┏━━

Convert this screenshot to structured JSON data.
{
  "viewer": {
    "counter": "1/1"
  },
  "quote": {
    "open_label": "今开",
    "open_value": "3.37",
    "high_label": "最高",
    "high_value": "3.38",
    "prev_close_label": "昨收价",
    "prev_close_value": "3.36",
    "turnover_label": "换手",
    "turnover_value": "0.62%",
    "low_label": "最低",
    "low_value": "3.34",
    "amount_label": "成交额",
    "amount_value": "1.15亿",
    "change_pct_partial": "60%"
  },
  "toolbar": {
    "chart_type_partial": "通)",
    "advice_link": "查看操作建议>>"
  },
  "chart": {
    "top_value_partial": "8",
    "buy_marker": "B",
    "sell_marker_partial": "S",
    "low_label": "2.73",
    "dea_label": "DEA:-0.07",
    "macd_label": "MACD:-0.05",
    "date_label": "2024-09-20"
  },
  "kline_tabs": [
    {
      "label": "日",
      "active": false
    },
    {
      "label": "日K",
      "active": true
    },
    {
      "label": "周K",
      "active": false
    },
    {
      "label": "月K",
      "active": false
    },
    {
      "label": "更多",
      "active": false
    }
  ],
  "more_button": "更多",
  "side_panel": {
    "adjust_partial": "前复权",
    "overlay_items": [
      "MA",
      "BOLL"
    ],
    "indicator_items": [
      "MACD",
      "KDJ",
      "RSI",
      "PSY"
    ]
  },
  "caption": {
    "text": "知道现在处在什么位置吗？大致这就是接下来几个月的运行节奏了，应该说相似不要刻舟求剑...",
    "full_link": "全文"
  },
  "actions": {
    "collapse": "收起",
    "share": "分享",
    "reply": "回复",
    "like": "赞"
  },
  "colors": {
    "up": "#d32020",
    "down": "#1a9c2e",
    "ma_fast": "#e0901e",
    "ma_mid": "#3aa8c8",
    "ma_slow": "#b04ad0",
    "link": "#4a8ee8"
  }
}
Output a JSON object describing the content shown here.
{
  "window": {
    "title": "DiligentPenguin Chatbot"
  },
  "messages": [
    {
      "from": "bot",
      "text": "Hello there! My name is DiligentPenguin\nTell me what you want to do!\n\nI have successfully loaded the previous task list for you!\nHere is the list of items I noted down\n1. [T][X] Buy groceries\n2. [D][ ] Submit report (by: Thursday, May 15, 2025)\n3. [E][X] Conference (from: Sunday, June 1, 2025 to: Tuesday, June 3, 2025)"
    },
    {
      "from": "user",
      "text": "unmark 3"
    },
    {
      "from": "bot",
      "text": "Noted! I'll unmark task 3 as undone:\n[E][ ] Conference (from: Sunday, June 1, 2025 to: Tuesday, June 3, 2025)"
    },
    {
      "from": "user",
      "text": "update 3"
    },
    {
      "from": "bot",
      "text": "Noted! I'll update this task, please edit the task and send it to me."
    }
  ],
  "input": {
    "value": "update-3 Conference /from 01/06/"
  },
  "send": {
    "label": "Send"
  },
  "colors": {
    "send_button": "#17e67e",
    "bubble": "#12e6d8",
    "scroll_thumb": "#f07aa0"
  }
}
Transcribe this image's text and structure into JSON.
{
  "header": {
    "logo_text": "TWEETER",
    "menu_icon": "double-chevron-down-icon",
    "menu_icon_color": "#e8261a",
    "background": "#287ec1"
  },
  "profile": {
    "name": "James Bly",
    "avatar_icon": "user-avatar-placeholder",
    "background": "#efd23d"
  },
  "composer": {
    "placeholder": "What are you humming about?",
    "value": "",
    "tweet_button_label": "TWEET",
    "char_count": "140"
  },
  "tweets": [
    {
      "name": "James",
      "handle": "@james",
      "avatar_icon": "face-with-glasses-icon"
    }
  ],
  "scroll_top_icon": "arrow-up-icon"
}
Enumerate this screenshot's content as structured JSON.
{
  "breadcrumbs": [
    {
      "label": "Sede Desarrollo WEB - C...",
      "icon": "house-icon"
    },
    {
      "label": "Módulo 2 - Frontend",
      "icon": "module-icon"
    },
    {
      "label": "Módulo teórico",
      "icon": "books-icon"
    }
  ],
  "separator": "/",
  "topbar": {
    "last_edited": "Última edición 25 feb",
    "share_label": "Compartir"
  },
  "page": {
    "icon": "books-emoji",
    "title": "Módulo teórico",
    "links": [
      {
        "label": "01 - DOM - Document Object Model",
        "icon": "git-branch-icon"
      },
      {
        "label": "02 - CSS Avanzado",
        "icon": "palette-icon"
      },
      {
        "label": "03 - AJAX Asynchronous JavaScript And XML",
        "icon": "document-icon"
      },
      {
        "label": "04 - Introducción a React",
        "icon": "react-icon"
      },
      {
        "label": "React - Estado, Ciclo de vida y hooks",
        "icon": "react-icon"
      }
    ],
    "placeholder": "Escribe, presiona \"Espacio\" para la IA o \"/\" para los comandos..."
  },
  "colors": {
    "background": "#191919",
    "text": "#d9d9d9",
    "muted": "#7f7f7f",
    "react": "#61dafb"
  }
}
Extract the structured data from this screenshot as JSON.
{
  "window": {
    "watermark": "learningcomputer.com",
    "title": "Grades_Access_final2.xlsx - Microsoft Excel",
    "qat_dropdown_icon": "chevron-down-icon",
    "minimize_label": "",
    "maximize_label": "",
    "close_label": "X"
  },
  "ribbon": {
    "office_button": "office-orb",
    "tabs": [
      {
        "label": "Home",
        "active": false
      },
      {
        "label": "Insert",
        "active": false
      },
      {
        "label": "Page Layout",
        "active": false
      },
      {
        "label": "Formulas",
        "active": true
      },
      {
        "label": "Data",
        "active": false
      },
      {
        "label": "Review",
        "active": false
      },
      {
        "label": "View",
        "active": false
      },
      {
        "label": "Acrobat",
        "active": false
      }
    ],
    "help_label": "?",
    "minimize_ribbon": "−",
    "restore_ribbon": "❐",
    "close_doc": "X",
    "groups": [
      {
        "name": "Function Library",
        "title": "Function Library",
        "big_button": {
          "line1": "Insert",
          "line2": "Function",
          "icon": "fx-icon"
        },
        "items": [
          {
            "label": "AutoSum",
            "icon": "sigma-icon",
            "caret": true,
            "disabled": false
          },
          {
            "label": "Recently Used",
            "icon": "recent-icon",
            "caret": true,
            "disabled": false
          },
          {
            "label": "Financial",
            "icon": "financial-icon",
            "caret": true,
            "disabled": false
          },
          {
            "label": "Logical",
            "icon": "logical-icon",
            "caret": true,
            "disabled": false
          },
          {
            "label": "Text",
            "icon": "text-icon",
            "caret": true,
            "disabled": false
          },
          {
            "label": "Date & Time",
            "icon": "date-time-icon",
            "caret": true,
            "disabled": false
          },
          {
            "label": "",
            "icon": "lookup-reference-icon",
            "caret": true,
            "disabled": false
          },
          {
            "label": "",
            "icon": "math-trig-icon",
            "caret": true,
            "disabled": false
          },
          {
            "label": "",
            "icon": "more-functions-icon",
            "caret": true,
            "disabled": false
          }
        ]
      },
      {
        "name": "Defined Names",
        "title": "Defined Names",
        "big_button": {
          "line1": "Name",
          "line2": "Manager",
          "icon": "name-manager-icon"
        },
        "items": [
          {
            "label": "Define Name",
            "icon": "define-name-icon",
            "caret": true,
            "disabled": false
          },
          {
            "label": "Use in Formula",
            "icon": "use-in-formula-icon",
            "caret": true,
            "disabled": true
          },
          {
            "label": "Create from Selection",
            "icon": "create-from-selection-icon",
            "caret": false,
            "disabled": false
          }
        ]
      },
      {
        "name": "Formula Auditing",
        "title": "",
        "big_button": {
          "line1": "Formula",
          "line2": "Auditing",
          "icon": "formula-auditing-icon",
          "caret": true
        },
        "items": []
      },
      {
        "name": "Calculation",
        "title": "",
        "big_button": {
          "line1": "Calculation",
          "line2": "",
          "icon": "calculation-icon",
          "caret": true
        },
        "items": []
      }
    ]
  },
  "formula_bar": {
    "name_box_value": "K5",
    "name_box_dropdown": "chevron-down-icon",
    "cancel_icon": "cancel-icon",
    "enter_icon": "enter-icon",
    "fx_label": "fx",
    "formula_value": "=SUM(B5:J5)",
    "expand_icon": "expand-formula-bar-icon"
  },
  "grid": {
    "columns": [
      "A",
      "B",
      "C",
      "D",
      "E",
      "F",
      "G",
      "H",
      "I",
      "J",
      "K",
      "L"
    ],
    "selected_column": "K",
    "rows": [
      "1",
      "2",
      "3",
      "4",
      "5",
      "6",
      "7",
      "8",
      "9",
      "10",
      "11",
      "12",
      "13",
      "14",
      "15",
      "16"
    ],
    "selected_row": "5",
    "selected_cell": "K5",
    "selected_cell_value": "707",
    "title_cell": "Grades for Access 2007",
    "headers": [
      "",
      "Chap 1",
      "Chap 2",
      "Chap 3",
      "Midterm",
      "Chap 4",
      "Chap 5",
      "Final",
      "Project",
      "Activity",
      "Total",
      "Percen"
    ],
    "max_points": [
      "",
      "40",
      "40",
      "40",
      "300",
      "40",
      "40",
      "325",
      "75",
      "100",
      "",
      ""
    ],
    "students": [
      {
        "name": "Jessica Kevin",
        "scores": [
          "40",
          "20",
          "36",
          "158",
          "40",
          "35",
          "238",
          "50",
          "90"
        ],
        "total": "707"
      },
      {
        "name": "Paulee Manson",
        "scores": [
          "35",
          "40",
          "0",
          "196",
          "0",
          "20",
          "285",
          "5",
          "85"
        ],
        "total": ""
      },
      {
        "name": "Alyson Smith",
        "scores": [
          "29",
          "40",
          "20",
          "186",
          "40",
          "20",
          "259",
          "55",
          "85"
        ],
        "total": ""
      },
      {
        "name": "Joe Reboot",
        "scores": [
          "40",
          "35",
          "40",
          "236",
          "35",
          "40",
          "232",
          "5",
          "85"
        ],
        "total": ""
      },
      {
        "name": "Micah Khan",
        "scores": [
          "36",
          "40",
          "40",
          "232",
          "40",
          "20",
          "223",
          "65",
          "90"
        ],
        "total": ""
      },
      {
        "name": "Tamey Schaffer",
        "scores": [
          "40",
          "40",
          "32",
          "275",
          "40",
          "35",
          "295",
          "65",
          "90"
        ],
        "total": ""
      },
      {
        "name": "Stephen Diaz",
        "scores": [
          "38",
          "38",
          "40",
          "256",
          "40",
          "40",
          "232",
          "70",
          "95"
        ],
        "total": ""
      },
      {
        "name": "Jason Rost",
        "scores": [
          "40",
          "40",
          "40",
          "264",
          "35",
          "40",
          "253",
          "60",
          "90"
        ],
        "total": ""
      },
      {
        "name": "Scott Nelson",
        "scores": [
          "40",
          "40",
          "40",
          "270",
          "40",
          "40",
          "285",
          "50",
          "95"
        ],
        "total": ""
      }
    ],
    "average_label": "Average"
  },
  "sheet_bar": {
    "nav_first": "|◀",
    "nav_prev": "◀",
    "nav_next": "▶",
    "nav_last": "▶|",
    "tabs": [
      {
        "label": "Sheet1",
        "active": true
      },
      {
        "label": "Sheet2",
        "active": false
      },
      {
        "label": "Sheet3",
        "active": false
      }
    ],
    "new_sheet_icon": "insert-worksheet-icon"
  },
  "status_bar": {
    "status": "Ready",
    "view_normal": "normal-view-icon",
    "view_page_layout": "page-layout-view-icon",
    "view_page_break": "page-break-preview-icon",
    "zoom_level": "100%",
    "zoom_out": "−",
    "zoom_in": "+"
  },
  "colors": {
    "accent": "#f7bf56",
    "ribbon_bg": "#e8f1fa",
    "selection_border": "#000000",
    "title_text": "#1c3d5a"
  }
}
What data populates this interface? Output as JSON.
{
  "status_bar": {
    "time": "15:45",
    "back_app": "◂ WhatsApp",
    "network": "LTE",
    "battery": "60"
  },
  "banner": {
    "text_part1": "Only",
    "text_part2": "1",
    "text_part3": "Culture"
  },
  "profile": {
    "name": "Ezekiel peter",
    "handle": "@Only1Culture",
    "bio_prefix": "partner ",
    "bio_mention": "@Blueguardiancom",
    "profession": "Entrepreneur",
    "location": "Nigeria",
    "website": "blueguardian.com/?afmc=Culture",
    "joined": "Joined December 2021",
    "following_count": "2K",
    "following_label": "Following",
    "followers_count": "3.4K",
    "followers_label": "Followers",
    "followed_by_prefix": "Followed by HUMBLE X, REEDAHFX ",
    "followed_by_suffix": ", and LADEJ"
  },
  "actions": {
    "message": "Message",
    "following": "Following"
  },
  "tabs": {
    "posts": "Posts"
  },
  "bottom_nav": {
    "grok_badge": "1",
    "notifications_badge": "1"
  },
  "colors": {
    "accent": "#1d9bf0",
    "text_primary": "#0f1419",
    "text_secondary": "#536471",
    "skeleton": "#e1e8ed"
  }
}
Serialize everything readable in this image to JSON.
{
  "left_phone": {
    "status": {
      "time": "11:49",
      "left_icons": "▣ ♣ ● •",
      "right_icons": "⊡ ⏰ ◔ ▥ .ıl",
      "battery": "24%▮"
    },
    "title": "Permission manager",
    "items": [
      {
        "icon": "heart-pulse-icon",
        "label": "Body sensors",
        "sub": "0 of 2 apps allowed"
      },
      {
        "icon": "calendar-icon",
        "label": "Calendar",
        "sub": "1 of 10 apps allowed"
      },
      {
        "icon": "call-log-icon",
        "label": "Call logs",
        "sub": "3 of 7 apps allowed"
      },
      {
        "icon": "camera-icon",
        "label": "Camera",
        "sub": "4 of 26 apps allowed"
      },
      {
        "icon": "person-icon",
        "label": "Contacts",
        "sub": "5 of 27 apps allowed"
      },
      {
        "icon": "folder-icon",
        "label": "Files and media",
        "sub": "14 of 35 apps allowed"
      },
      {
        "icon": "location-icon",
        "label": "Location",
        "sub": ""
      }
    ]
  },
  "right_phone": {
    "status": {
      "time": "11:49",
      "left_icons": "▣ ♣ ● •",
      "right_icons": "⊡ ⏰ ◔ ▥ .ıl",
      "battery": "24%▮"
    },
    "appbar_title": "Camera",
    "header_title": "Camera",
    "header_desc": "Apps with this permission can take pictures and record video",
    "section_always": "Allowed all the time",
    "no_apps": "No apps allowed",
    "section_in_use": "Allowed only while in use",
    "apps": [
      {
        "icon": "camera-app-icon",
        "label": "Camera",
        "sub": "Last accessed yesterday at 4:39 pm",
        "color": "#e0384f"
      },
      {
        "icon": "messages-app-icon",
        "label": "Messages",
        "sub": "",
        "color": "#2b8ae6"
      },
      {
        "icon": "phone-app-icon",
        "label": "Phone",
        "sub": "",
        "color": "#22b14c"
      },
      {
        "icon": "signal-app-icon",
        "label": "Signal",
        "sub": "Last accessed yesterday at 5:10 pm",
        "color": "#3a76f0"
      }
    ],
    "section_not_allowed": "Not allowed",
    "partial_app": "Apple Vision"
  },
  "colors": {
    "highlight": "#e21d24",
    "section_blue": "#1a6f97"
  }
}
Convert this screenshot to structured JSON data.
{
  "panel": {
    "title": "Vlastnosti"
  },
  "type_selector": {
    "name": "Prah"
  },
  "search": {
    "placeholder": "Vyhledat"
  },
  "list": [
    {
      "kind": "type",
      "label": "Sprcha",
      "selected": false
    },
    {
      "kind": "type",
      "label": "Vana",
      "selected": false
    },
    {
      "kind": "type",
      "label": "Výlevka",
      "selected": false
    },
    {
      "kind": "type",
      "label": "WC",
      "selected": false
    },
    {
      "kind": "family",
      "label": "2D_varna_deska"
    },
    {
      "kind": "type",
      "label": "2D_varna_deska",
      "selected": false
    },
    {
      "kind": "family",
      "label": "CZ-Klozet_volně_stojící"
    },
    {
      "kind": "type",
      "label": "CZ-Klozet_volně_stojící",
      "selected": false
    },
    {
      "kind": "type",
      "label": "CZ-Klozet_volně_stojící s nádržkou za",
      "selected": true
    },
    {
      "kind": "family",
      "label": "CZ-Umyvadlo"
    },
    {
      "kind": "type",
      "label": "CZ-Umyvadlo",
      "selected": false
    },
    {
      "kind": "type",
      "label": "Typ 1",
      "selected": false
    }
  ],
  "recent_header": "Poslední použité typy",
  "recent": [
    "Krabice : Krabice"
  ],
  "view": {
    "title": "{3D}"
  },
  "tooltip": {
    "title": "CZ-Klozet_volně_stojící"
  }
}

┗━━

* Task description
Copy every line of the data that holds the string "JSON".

* Written answer
Convert this screenshot to structured JSON data.
Output a JSON object describing the content shown here.
Transcribe this image's text and structure into JSON.
Enumerate this screenshot's content as structured JSON.
Extract the structured data from this screenshot as JSON.
What data populates this interface? Output as JSON.
Serialize everything readable in this image to JSON.
Convert this screenshot to structured JSON data.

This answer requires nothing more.